Minimize initial development costs. By paring down the project’s size to include only elemental features for the initial software release, you can drastically curb your cost of development. Opting for an MVP suits small budgets because the feature set is minimal, requiring less time to bring the software to life and therefore reducing the hit to your wallet. Starting with a full-scale solution necessitates higher costs, as putting added features in place requires extra man-hours and dollars. Should the market dictate a path that differs from the one you’ve built, these early expenditures will have been wasted.

Quickly go to market. While doing so can help you save real dollars, starting with an MVP can also help you save valuable time in getting your software into the hands of the target audience. The excess functionality included in the expanded feature set can add considerable time to the developers’ workload – time that your software continues to be an idea rather than a reality. Because the requirements are significantly scaled back, an MVP can go live much quicker than a full-scale version. This shortened timeline, from idea to launch, can help fend off competitors: you’ll have more time to build your own customer base by reducing the likelihood of being beaten to market.

Test your idea. A minimum viable product helps you establish the merit of your concept: does your software truly solve a problem for your target audience? Testing your idea is key, as it provides you with valuable feedback that can shape and drive future development. If the software appears to be readily adopted, moving forward to build out the solution with additional requirements and “nice-to-haves” may be a worthwhile endeavor. However, if the reception of your MVP is lacking, perhaps further development is not warranted, or a different direction needs to be explored. More often than not the market dictates how you should proceed with your solution, so testing with an MVP can help you better align with the likeliest avenue of success.

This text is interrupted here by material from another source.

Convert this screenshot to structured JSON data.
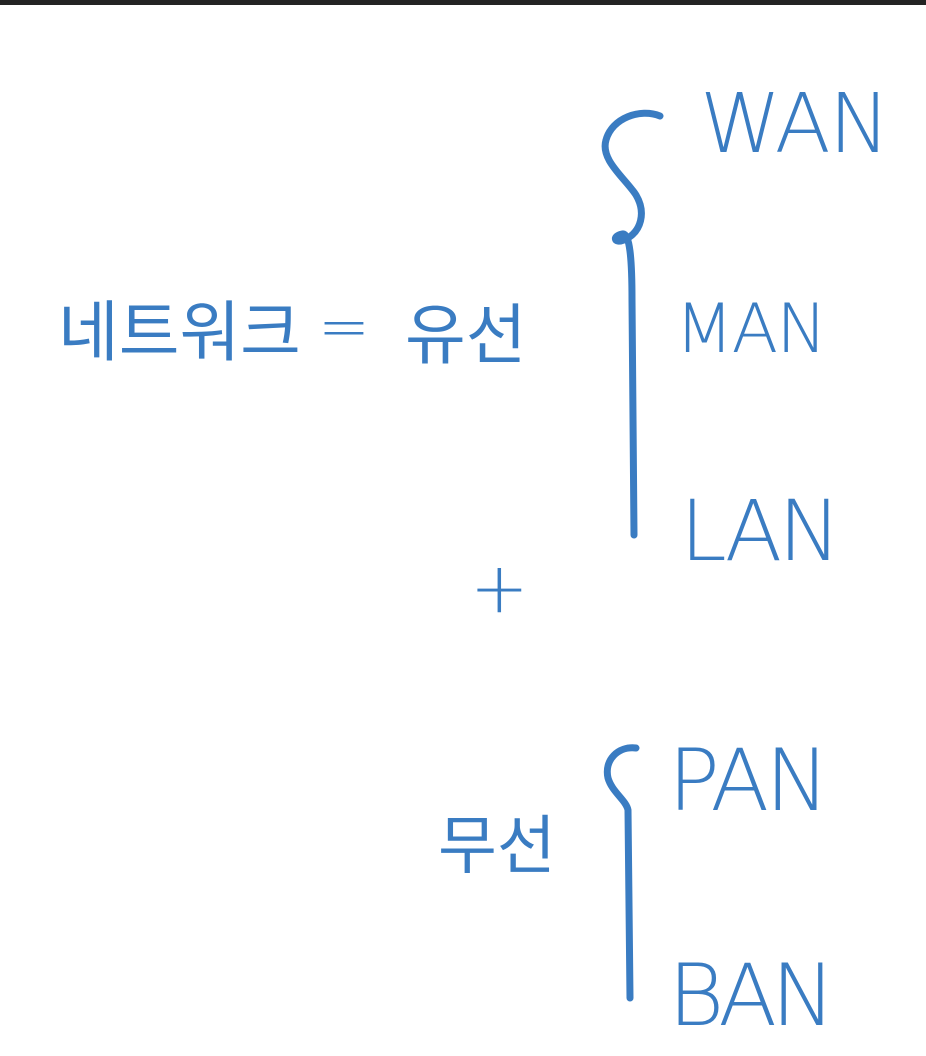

Create early customer relationships. While you test the validity and viability of your new software, you have the opportunity to establish relationships with your product’s early adopters and to strengthen your brand. Early adopters provide essential feedback that is critical in shaping the potential future of your custom solution. Your company’s customer service and interactions at this stage can foster preference for your brand amongst early adopters, helping you capture market share that grows as early adopters spread the word. Developing an MVP offers you greater opportunity to form these early relationships by helping get your solution to your audience sooner than if you had developed a full-scale build.

Pivot efficiently. As you test your MVP with your target audience, you may find the feedback is not aligned with your plans for the software’s future: the solution for the particular goal you set out to achieve or the problem you had strived to resolve was not received as you had hoped. You have now reached a critical point in your solution’s life-cycle. Pivoting allows you to alter the previously defined path for your software to better match the demands of the market. Because an MVP targets and eliminates software bloat, pivoting can be undertaken with little waste of dollars, time, and other resources. With an MVP, you can adapt and react more efficiently to better serve your audience.


A minimum viable product strategy requires you to pare down the extra functionalities and add-on features of your custom software solution in order to get to those that are ultimately the essential core needs for usability. By keeping the specs of the MVP to only the core feature set, you can reduce the cost – in both time and money – of getting your solution to market which in turn accelerates the process of reaching and engaging customers. Because an MVP assists in quick innovation and adaptation, it is an ideal starting point for entrepreneurs undertaking new software initiatives.